TASK DETAILS: Lines of the data that contain the word "Your" are the ones to copy.

[Saved entries]

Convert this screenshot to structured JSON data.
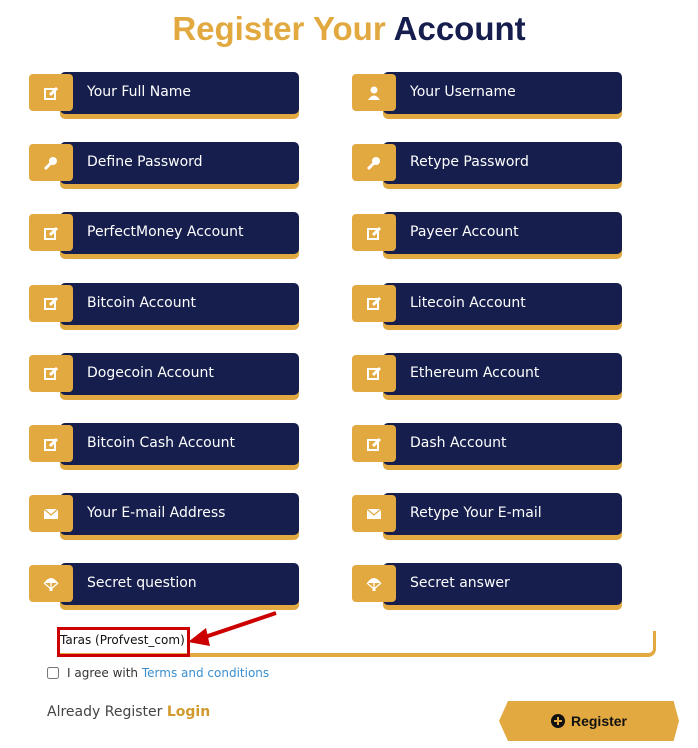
{
  "title": {
    "part1": "Register Your",
    "part2": "Account"
  },
  "fields": [
    {
      "label": "Your Full Name",
      "icon": "edit-icon"
    },
    {
      "label": "Your Username",
      "icon": "user-icon"
    },
    {
      "label": "Define Password",
      "icon": "key-icon"
    },
    {
      "label": "Retype Password",
      "icon": "key-icon"
    },
    {
      "label": "PerfectMoney Account",
      "icon": "edit-icon"
    },
    {
      "label": "Payeer Account",
      "icon": "edit-icon"
    },
    {
      "label": "Bitcoin Account",
      "icon": "edit-icon"
    },
    {
      "label": "Litecoin Account",
      "icon": "edit-icon"
    },
    {
      "label": "Dogecoin Account",
      "icon": "edit-icon"
    },
    {
      "label": "Ethereum Account",
      "icon": "edit-icon"
    },
    {
      "label": "Bitcoin Cash Account",
      "icon": "edit-icon"
    },
    {
      "label": "Dash Account",
      "icon": "edit-icon"
    },
    {
      "label": "Your E-mail Address",
      "icon": "envelope-icon"
    },
    {
      "label": "Retype Your E-mail",
      "icon": "envelope-icon"
    },
    {
      "label": "Secret question",
      "icon": "parachute-icon"
    },
    {
      "label": "Secret answer",
      "icon": "parachute-icon"
    }
  ],
  "answer_value": "Taras (Profvest_com)",
  "agree": {
    "text": "I agree with",
    "link": "Terms and conditions"
  },
  "login": {
    "text": "Already Register",
    "link": "Login"
  },
  "register_button": "Register",
  "colors": {
    "gold": "#E1A93F",
    "navy": "#151E4D",
    "annotation": "#CC0000"
  }
}
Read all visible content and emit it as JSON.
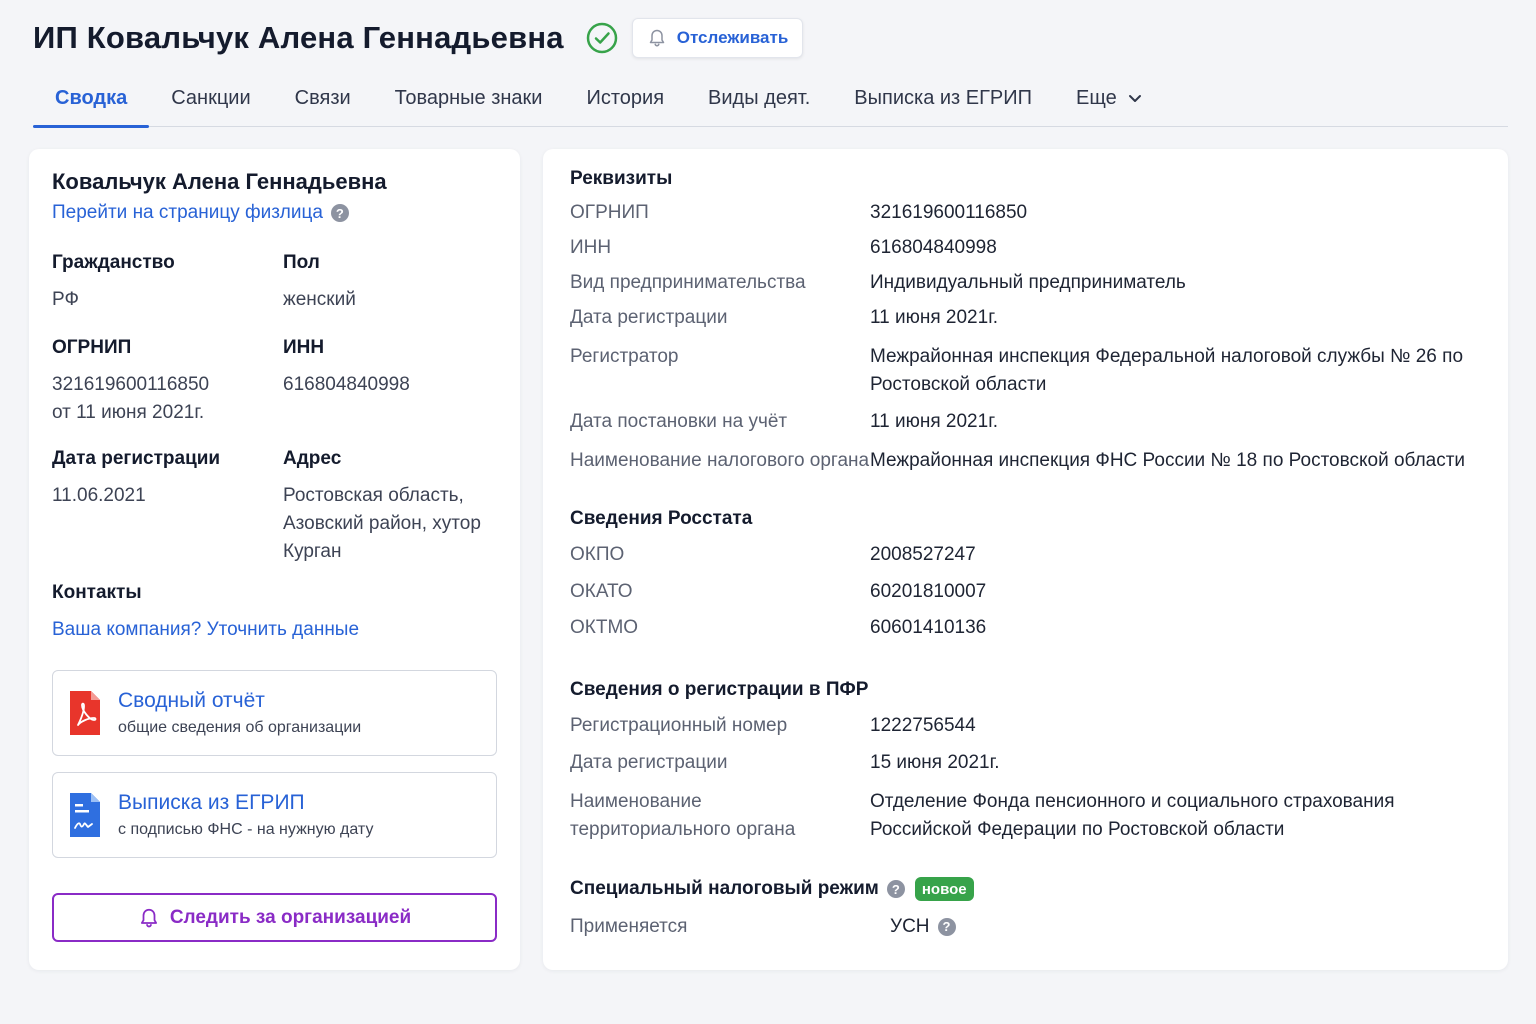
{
  "header": {
    "title": "ИП Ковальчук Алена Геннадьевна",
    "track_label": "Отслеживать"
  },
  "tabs": [
    {
      "label": "Сводка",
      "active": true
    },
    {
      "label": "Санкции"
    },
    {
      "label": "Связи"
    },
    {
      "label": "Товарные знаки"
    },
    {
      "label": "История"
    },
    {
      "label": "Виды деят."
    },
    {
      "label": "Выписка из ЕГРИП"
    },
    {
      "label": "Еще"
    }
  ],
  "left": {
    "name": "Ковальчук Алена Геннадьевна",
    "person_link": "Перейти на страницу физлица",
    "citizenship_label": "Гражданство",
    "citizenship_value": "РФ",
    "gender_label": "Пол",
    "gender_value": "женский",
    "ogrnip_label": "ОГРНИП",
    "ogrnip_value": "321619600116850",
    "ogrnip_date": "от 11 июня 2021г.",
    "inn_label": "ИНН",
    "inn_value": "616804840998",
    "regdate_label": "Дата регистрации",
    "regdate_value": "11.06.2021",
    "address_label": "Адрес",
    "address_value": "Ростовская область, Азовский район, хутор Курган",
    "contacts_label": "Контакты",
    "contacts_link": "Ваша компания? Уточнить данные",
    "report_title": "Сводный отчёт",
    "report_sub": "общие сведения об организации",
    "extract_title": "Выписка из ЕГРИП",
    "extract_sub": "с подписью ФНС - на нужную дату",
    "follow_label": "Следить за организацией"
  },
  "right": {
    "requisites_title": "Реквизиты",
    "requisites": [
      {
        "k": "ОГРНИП",
        "v": "321619600116850"
      },
      {
        "k": "ИНН",
        "v": "616804840998"
      },
      {
        "k": "Вид предпринимательства",
        "v": "Индивидуальный предприниматель"
      },
      {
        "k": "Дата регистрации",
        "v": "11 июня 2021г."
      },
      {
        "k": "Регистратор",
        "v": "Межрайонная инспекция Федеральной налоговой службы № 26 по Ростовской области"
      },
      {
        "k": "Дата постановки на учёт",
        "v": "11 июня 2021г."
      },
      {
        "k": "Наименование налогового органа",
        "v": "Межрайонная инспекция ФНС России № 18 по Ростовской области"
      }
    ],
    "rosstat_title": "Сведения Росстата",
    "rosstat": [
      {
        "k": "ОКПО",
        "v": "2008527247"
      },
      {
        "k": "ОКАТО",
        "v": "60201810007"
      },
      {
        "k": "ОКТМО",
        "v": "60601410136"
      }
    ],
    "pfr_title": "Сведения о регистрации в ПФР",
    "pfr": [
      {
        "k": "Регистрационный номер",
        "v": "1222756544"
      },
      {
        "k": "Дата регистрации",
        "v": "15 июня 2021г."
      },
      {
        "k": "Наименование территориального органа",
        "v": "Отделение Фонда пенсионного и социального страхования Российской Федерации по Ростовской области"
      }
    ],
    "tax_title": "Специальный налоговый режим",
    "tax_badge": "новое",
    "tax_applied_label": "Применяется",
    "tax_applied_value": "УСН"
  },
  "colors": {
    "accent": "#2862d6",
    "purple": "#8a2bc6",
    "success": "#37a34a",
    "pdf_red": "#e8352b"
  },
  "icons": [
    "check-circle-icon",
    "bell-icon",
    "chevron-down-icon",
    "help-icon",
    "pdf-icon",
    "document-icon"
  ]
}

EXPECTED OUTPUT:
    "part1": "Register Your",
      "label": "Your Full Name",
      "label": "Your Username",
      "label": "Your E-mail Address",
      "label": "Retype Your E-mail",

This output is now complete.